__WHAT YOU ARE ASKED TO DO__. Copy every record exactly, with nothing left out.
:: DATA LISTING ::
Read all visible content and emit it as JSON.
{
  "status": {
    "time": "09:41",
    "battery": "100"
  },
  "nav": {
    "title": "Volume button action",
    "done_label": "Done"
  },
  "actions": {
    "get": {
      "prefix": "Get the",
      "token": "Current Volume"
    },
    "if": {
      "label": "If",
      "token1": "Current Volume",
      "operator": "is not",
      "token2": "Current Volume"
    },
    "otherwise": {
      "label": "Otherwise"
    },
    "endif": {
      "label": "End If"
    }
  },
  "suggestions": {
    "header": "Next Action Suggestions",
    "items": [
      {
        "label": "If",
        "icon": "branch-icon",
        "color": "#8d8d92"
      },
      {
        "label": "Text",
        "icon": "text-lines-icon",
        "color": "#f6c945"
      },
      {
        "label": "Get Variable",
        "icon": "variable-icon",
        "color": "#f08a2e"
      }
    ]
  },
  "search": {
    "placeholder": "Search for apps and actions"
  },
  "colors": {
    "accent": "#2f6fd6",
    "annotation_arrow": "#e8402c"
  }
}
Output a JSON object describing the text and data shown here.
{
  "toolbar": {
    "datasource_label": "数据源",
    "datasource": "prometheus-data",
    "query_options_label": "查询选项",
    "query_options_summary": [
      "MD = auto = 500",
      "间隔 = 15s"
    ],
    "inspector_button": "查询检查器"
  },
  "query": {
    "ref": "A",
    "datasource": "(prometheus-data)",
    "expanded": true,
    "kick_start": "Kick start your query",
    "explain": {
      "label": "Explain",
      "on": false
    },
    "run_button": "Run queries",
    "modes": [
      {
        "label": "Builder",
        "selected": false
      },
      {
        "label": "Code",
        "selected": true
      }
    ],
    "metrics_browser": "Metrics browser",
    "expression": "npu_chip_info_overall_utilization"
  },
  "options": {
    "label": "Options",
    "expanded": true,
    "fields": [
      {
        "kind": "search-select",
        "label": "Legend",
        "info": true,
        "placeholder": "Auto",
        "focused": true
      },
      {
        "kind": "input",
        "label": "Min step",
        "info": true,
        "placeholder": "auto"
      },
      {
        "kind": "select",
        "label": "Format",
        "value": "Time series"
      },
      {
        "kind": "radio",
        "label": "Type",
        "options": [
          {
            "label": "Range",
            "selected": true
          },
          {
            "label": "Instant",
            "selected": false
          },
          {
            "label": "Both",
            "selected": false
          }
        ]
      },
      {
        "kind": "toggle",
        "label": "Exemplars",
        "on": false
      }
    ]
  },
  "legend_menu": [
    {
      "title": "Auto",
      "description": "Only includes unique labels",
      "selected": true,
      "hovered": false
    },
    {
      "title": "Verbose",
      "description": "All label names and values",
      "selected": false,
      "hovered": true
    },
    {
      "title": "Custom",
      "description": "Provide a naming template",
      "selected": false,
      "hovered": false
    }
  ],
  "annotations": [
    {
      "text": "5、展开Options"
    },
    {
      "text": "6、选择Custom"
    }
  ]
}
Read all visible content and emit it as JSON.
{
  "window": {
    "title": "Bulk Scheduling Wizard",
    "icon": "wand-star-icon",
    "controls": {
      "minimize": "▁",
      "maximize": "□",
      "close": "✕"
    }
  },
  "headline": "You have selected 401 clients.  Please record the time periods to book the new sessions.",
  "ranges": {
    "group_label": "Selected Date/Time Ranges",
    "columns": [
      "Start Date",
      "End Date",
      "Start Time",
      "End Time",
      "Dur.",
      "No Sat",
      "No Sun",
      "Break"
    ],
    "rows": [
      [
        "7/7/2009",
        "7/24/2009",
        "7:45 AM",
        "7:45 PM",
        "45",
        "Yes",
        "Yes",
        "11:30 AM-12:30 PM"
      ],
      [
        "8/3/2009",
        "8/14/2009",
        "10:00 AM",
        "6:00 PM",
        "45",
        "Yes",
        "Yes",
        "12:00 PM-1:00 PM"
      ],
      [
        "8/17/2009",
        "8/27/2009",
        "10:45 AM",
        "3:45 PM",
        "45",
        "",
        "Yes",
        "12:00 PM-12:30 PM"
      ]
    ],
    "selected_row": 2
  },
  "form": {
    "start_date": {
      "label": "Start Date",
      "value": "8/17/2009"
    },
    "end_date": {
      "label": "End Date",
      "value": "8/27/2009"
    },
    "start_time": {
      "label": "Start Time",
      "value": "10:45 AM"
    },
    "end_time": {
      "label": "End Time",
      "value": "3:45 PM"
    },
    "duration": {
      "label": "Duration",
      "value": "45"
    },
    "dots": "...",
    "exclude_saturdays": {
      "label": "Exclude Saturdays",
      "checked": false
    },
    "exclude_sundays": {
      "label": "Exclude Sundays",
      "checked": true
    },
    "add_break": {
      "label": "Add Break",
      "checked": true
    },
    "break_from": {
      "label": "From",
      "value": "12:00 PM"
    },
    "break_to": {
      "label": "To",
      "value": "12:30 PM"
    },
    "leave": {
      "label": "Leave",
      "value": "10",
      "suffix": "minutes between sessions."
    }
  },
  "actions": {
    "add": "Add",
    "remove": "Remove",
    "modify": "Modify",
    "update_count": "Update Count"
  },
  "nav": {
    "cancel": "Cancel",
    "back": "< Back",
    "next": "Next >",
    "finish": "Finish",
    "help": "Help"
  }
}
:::
__SOLVED PROBLEM__.
Read all visible content and emit it as JSON.
{
  "status": {
    "time": "09:41",
    "battery": "100"
  },
  "nav": {
    "title": "Volume button action",
    "done_label": "Done"
  },
  "actions": {
    "get": {
      "prefix": "Get the",
      "token": "Current Volume"
    },
    "if": {
      "label": "If",
      "token1": "Current Volume",
      "operator": "is not",
      "token2": "Current Volume"
    },
    "otherwise": {
      "label": "Otherwise"
    },
    "endif": {
      "label": "End If"
    }
  },
  "suggestions": {
    "header": "Next Action Suggestions",
    "items": [
      {
        "label": "If",
        "icon": "branch-icon",
        "color": "#8d8d92"
      },
      {
        "label": "Text",
        "icon": "text-lines-icon",
        "color": "#f6c945"
      },
      {
        "label": "Get Variable",
        "icon": "variable-icon",
        "color": "#f08a2e"
      }
    ]
  },
  "search": {
    "placeholder": "Search for apps and actions"
  },
  "colors": {
    "accent": "#2f6fd6",
    "annotation_arrow": "#e8402c"
  }
}
Output a JSON object describing the text and data shown here.
{
  "toolbar": {
    "datasource_label": "数据源",
    "datasource": "prometheus-data",
    "query_options_label": "查询选项",
    "query_options_summary": [
      "MD = auto = 500",
      "间隔 = 15s"
    ],
    "inspector_button": "查询检查器"
  },
  "query": {
    "ref": "A",
    "datasource": "(prometheus-data)",
    "expanded": true,
    "kick_start": "Kick start your query",
    "explain": {
      "label": "Explain",
      "on": false
    },
    "run_button": "Run queries",
    "modes": [
      {
        "label": "Builder",
        "selected": false
      },
      {
        "label": "Code",
        "selected": true
      }
    ],
    "metrics_browser": "Metrics browser",
    "expression": "npu_chip_info_overall_utilization"
  },
  "options": {
    "label": "Options",
    "expanded": true,
    "fields": [
      {
        "kind": "search-select",
        "label": "Legend",
        "info": true,
        "placeholder": "Auto",
        "focused": true
      },
      {
        "kind": "input",
        "label": "Min step",
        "info": true,
        "placeholder": "auto"
      },
      {
        "kind": "select",
        "label": "Format",
        "value": "Time series"
      },
      {
        "kind": "radio",
        "label": "Type",
        "options": [
          {
            "label": "Range",
            "selected": true
          },
          {
            "label": "Instant",
            "selected": false
          },
          {
            "label": "Both",
            "selected": false
          }
        ]
      },
      {
        "kind": "toggle",
        "label": "Exemplars",
        "on": false
      }
    ]
  },
  "legend_menu": [
    {
      "title": "Auto",
      "description": "Only includes unique labels",
      "selected": true,
      "hovered": false
    },
    {
      "title": "Verbose",
      "description": "All label names and values",
      "selected": false,
      "hovered": true
    },
    {
      "title": "Custom",
      "description": "Provide a naming template",
      "selected": false,
      "hovered": false
    }
  ],
  "annotations": [
    {
      "text": "5、展开Options"
    },
    {
      "text": "6、选择Custom"
    }
  ]
}
Read all visible content and emit it as JSON.
{
  "window": {
    "title": "Bulk Scheduling Wizard",
    "icon": "wand-star-icon",
    "controls": {
      "minimize": "▁",
      "maximize": "□",
      "close": "✕"
    }
  },
  "headline": "You have selected 401 clients.  Please record the time periods to book the new sessions.",
  "ranges": {
    "group_label": "Selected Date/Time Ranges",
    "columns": [
      "Start Date",
      "End Date",
      "Start Time",
      "End Time",
      "Dur.",
      "No Sat",
      "No Sun",
      "Break"
    ],
    "rows": [
      [
        "7/7/2009",
        "7/24/2009",
        "7:45 AM",
        "7:45 PM",
        "45",
        "Yes",
        "Yes",
        "11:30 AM-12:30 PM"
      ],
      [
        "8/3/2009",
        "8/14/2009",
        "10:00 AM",
        "6:00 PM",
        "45",
        "Yes",
        "Yes",
        "12:00 PM-1:00 PM"
      ],
      [
        "8/17/2009",
        "8/27/2009",
        "10:45 AM",
        "3:45 PM",
        "45",
        "",
        "Yes",
        "12:00 PM-12:30 PM"
      ]
    ],
    "selected_row": 2
  },
  "form": {
    "start_date": {
      "label": "Start Date",
      "value": "8/17/2009"
    },
    "end_date": {
      "label": "End Date",
      "value": "8/27/2009"
    },
    "start_time": {
      "label": "Start Time",
      "value": "10:45 AM"
    },
    "end_time": {
      "label": "End Time",
      "value": "3:45 PM"
    },
    "duration": {
      "label": "Duration",
      "value": "45"
    },
    "dots": "...",
    "exclude_saturdays": {
      "label": "Exclude Saturdays",
      "checked": false
    },
    "exclude_sundays": {
      "label": "Exclude Sundays",
      "checked": true
    },
    "add_break": {
      "label": "Add Break",
      "checked": true
    },
    "break_from": {
      "label": "From",
      "value": "12:00 PM"
    },
    "break_to": {
      "label": "To",
      "value": "12:30 PM"
    },
    "leave": {
      "label": "Leave",
      "value": "10",
      "suffix": "minutes between sessions."
    }
  },
  "actions": {
    "add": "Add",
    "remove": "Remove",
    "modify": "Modify",
    "update_count": "Update Count"
  },
  "nav": {
    "cancel": "Cancel",
    "back": "< Back",
    "next": "Next >",
    "finish": "Finish",
    "help": "Help"
  }
}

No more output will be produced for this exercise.